** Opening INPUT DATA block **
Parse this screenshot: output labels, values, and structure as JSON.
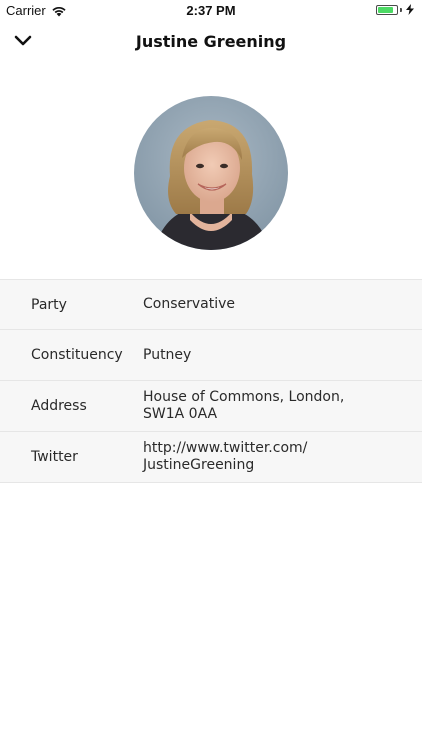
{
  "status_bar": {
    "carrier": "Carrier",
    "time": "2:37 PM",
    "battery_level": 0.85,
    "battery_color": "#4cd964"
  },
  "nav": {
    "title": "Justine Greening",
    "back_icon": "chevron-down-icon"
  },
  "profile": {
    "avatar_icon": "portrait-photo"
  },
  "details": [
    {
      "label": "Party",
      "value": "Conservative"
    },
    {
      "label": "Constituency",
      "value": "Putney"
    },
    {
      "label": "Address",
      "value": "House of Commons, London, SW1A 0AA"
    },
    {
      "label": "Twitter",
      "value": "http://www.twitter.com/ JustineGreening"
    }
  ]
}
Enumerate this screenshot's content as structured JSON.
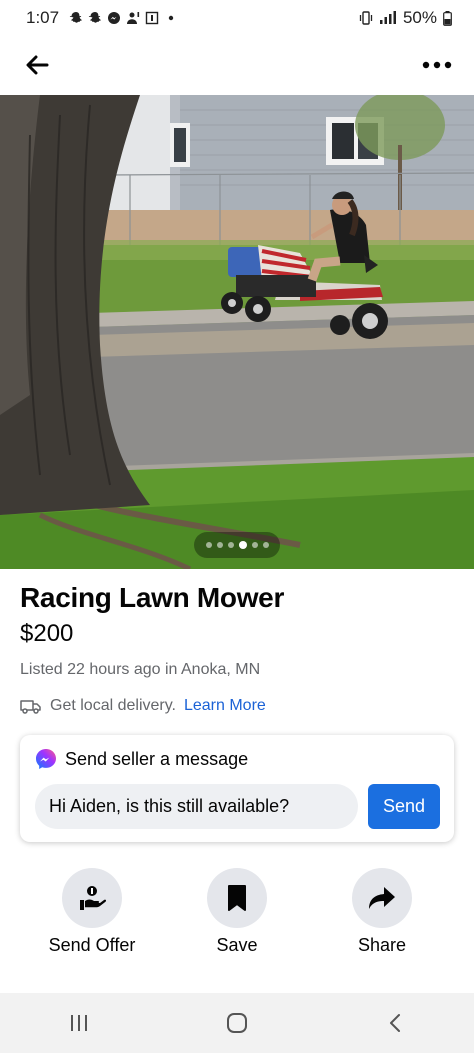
{
  "status_bar": {
    "time": "1:07",
    "battery": "50%",
    "notification_icons": [
      "snapchat-icon",
      "snapchat-icon",
      "messenger-icon",
      "person-alert-icon",
      "gallery-icon",
      "dot-icon"
    ]
  },
  "header": {
    "back_icon": "arrow-left-icon",
    "more_icon": "more-dots-icon"
  },
  "photo": {
    "image_count": 6,
    "active_index": 3
  },
  "listing": {
    "title": "Racing Lawn Mower",
    "price": "$200",
    "listed": "Listed 22 hours ago in Anoka, MN",
    "delivery_text": "Get local delivery.",
    "delivery_link": "Learn More"
  },
  "message": {
    "heading": "Send seller a message",
    "input_value": "Hi Aiden, is this still available?",
    "send_label": "Send"
  },
  "actions": [
    {
      "label": "Send Offer",
      "icon": "offer-icon"
    },
    {
      "label": "Save",
      "icon": "bookmark-icon"
    },
    {
      "label": "Share",
      "icon": "share-icon"
    }
  ],
  "colors": {
    "accent": "#1b6fe0",
    "link": "#1b62d6",
    "secondary_text": "#65676b",
    "action_circle": "#e4e6eb"
  }
}
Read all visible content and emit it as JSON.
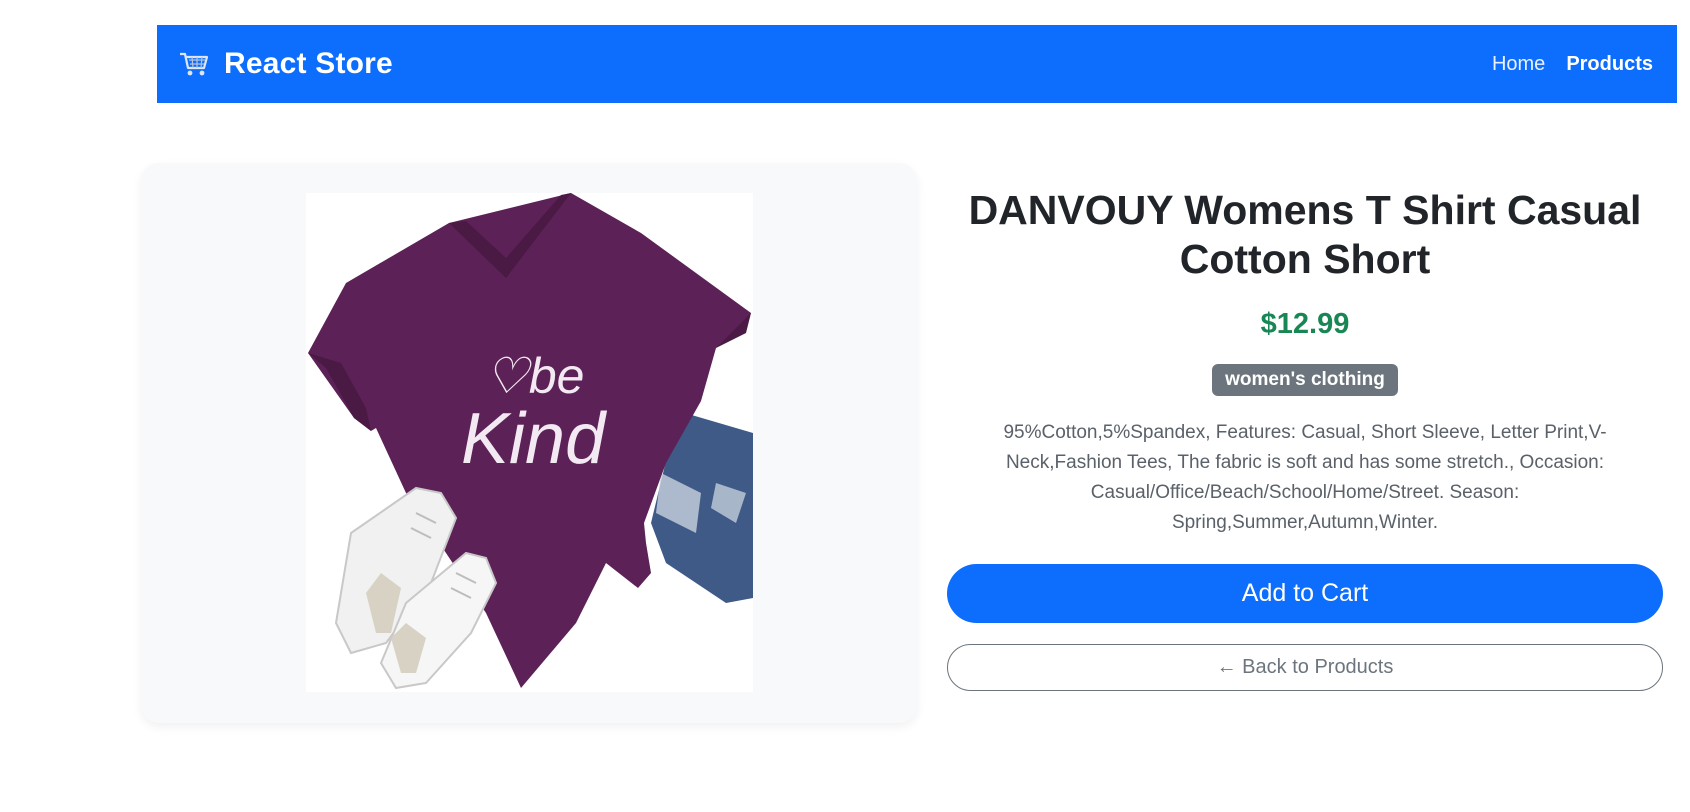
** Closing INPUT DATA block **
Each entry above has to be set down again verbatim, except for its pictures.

Parse this screenshot: output labels, values, and structure as JSON.
{
  "status_bar": {
    "carrier": "Carrier",
    "time": "2:37 PM",
    "battery_level": 0.85,
    "battery_color": "#4cd964"
  },
  "nav": {
    "title": "Justine Greening",
    "back_icon": "chevron-down-icon"
  },
  "profile": {
    "avatar_icon": "portrait-photo"
  },
  "details": [
    {
      "label": "Party",
      "value": "Conservative"
    },
    {
      "label": "Constituency",
      "value": "Putney"
    },
    {
      "label": "Address",
      "value": "House of Commons, London, SW1A 0AA"
    },
    {
      "label": "Twitter",
      "value": "http://www.twitter.com/ JustineGreening"
    }
  ]
}
Enumerate this screenshot's content as structured JSON.
{
  "status_bar": {
    "time": "1:07",
    "battery": "50%",
    "notification_icons": [
      "snapchat-icon",
      "snapchat-icon",
      "messenger-icon",
      "person-alert-icon",
      "gallery-icon",
      "dot-icon"
    ]
  },
  "header": {
    "back_icon": "arrow-left-icon",
    "more_icon": "more-dots-icon"
  },
  "photo": {
    "image_count": 6,
    "active_index": 3
  },
  "listing": {
    "title": "Racing Lawn Mower",
    "price": "$200",
    "listed": "Listed 22 hours ago in Anoka, MN",
    "delivery_text": "Get local delivery.",
    "delivery_link": "Learn More"
  },
  "message": {
    "heading": "Send seller a message",
    "input_value": "Hi Aiden, is this still available?",
    "send_label": "Send"
  },
  "actions": [
    {
      "label": "Send Offer",
      "icon": "offer-icon"
    },
    {
      "label": "Save",
      "icon": "bookmark-icon"
    },
    {
      "label": "Share",
      "icon": "share-icon"
    }
  ],
  "colors": {
    "accent": "#1b6fe0",
    "link": "#1b62d6",
    "secondary_text": "#65676b",
    "action_circle": "#e4e6eb"
  }
}
Read all visible content and emit it as JSON.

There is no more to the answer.